The address is as follows: Poltava province, Konstantinograd district, Novo-Nikolayevka post office, from there to Grankino, P. I. T.
Keep well, golubchik.
Yours, P. Tchaikovsky
Notes and References
- The autograph of this letter was previously in the possession of the great Russian violinist David Oistrakh (1908–1974). Note in (2006), p. 241.
- Tchaikovsky had studied some English at the School of Jurisprudence, although subsequent lack of practice led to his forgetting most of what he had learnt. In the summer of 1883, however, he would embark on intensive self-study of English, with a view to being able to read Dickens in the original language. See Letter 2380 to Nadezhda von Meck, 1/13 November 1883. He had previously enjoyed reading many of Dickens's novels in Russian translations, and in later years George Eliot would become another favourite writer (although he seems to have read her works in French translations).
- On 26 April/8 May 1882 Adolph Brodsky had played Tchaikovsky's Violin Concerto at a concert in the St. James's Hall, London, conducted by Hans Richter. This was the first performance in Great Britain of the concerto, and it followed Brodsky's successful performance in Vienna on 22 November/8 December 1881. In a letter to the composer from London on 28 April/10 May 1882 Brodsky had promised to send him the reviews of the concert as soon as they appeared, and in a later letter from the English capital on 27 May/8 June 1882 he informed Tchaikovsky that he had sent the reviews as printed matter, and was worried that they might have been lost in the post. Both of the violinist's letters have been published in (2006), p. 113–114, p. 116–117.

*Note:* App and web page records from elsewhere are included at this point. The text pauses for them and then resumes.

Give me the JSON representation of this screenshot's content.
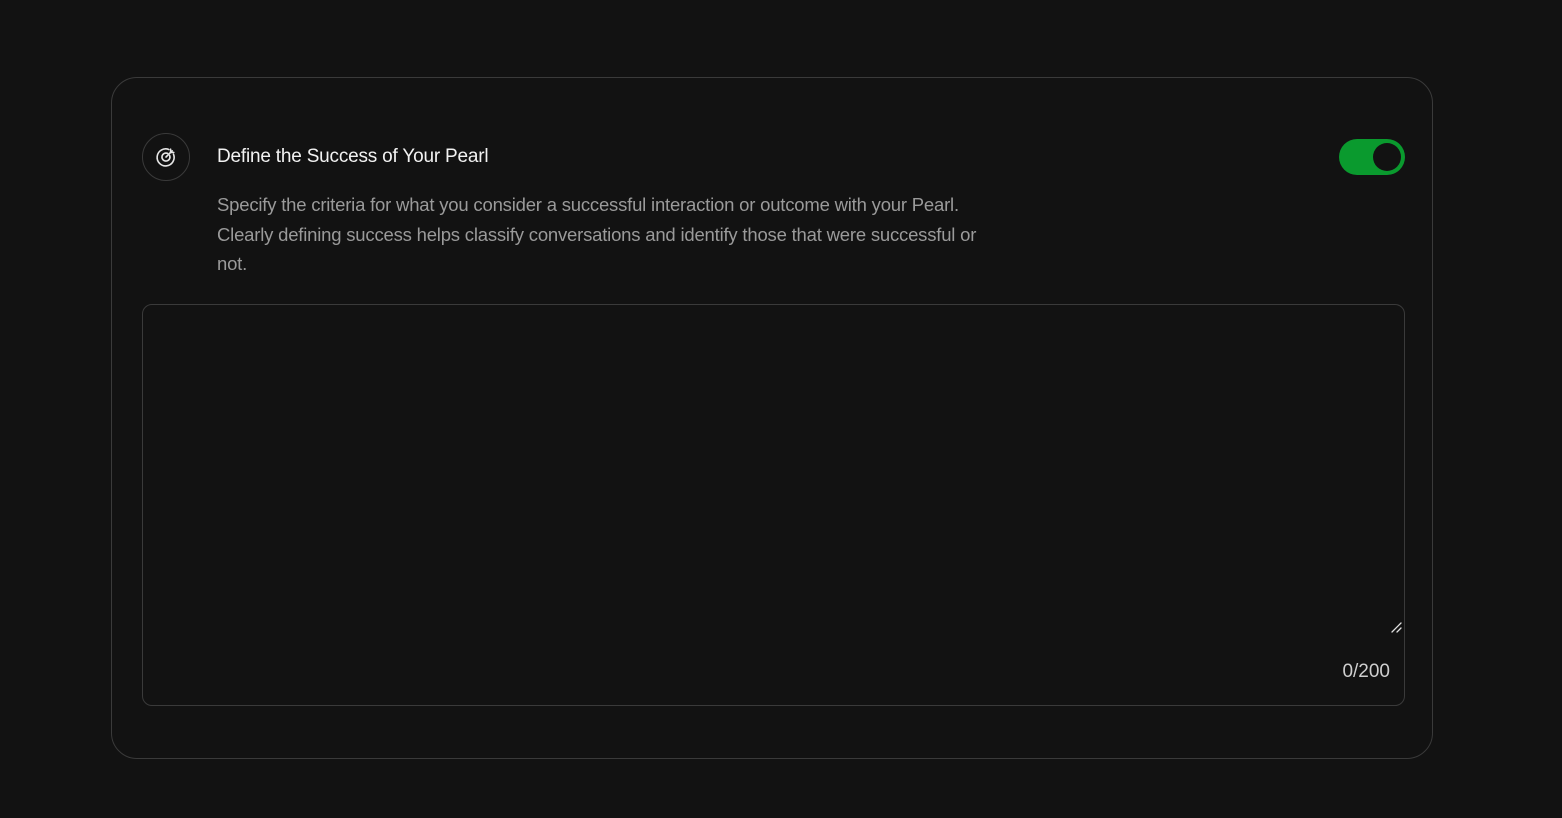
{
  "section": {
    "icon": "target-icon",
    "title": "Define the Success of Your Pearl",
    "description": "Specify the criteria for what you consider a successful interaction or outcome with your Pearl. Clearly defining success helps classify conversations and identify those that were successful or not.",
    "toggle_on": true
  },
  "input": {
    "value": "",
    "counter": "0/200"
  },
  "colors": {
    "background": "#121212",
    "border": "#3a3a3a",
    "toggle_on": "#0a9a2e",
    "title_text": "#f2f2f2",
    "description_text": "#9a9a9a"
  }
}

- At Kamenka that summer Tchaikovsky was becoming increasingly exasperated with the conduct of his eldest niece, Tatyana ("Tanya"), who ever since the breakdown of her engagement to an army officer the previous year had been behaving in an erratic manner, injecting herself with morphine and flirting with various local admirers.

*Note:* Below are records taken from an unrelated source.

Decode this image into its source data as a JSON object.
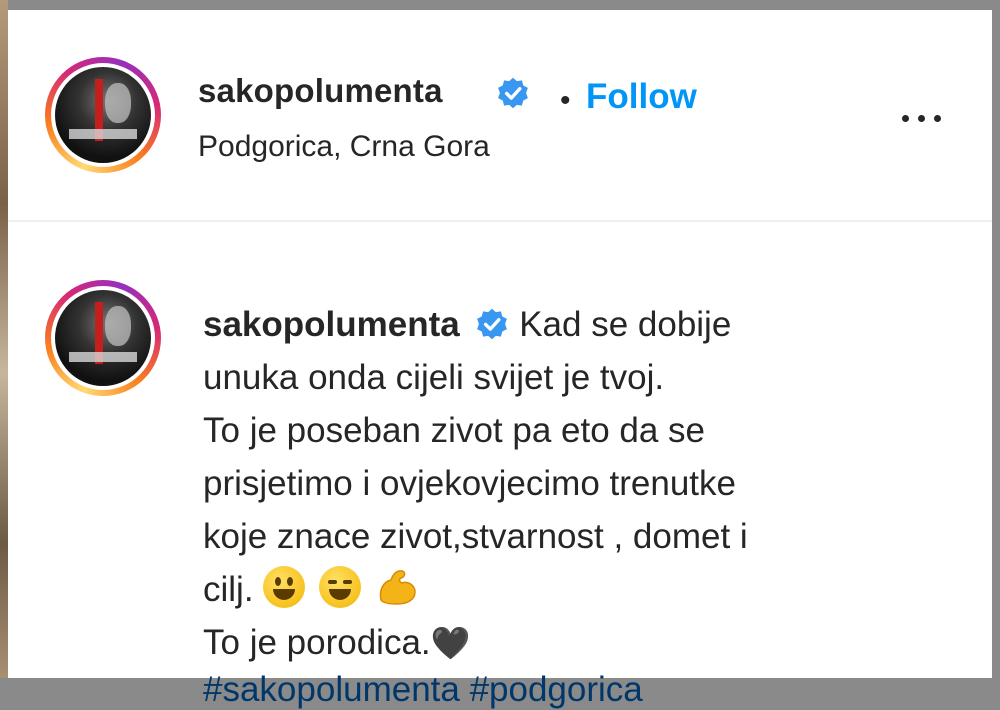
{
  "post": {
    "username": "sakopolumenta",
    "separator": "•",
    "follow_label": "Follow",
    "location": "Podgorica, Crna Gora",
    "more_label": "More options"
  },
  "caption": {
    "username": "sakopolumenta",
    "line1": " Kad se dobije",
    "line2": "unuka onda cijeli svijet je tvoj.",
    "line3": "To je poseban zivot pa eto da se",
    "line4": "prisjetimo i ovjekovjecimo trenutke",
    "line5": "koje znace zivot,stvarnost , domet i",
    "line6": "cilj. ",
    "line7": "To je porodica.",
    "heart": "🖤",
    "hashtags": "#sakopolumenta #podgorica"
  },
  "colors": {
    "link_blue": "#0095f6",
    "verified_blue": "#3897f0",
    "text": "#262626",
    "divider": "#efefef"
  },
  "icons": [
    "verified-badge-icon",
    "more-options-icon",
    "grinning-face-emoji",
    "laughing-face-emoji",
    "flexed-biceps-emoji",
    "black-heart-emoji"
  ]
}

- The composer's brother Modest was then at Grankino, the family estate of his pupil Nikolay Konradi whose father had recently died. The will had not yet been opened, and Nikolay's mother, Alina Bryullova, who had never shown much interest in her deaf-mute son, had also turned up in Grankino, determined to secure her claims to the family property (even though she had divorced Nikolay's father two years earlier). Apart from the unpleasant situation resulting from Alina Bryullova's presence at Grankino, Modest was also plagued by ill-health. See (1993), p. 406–407.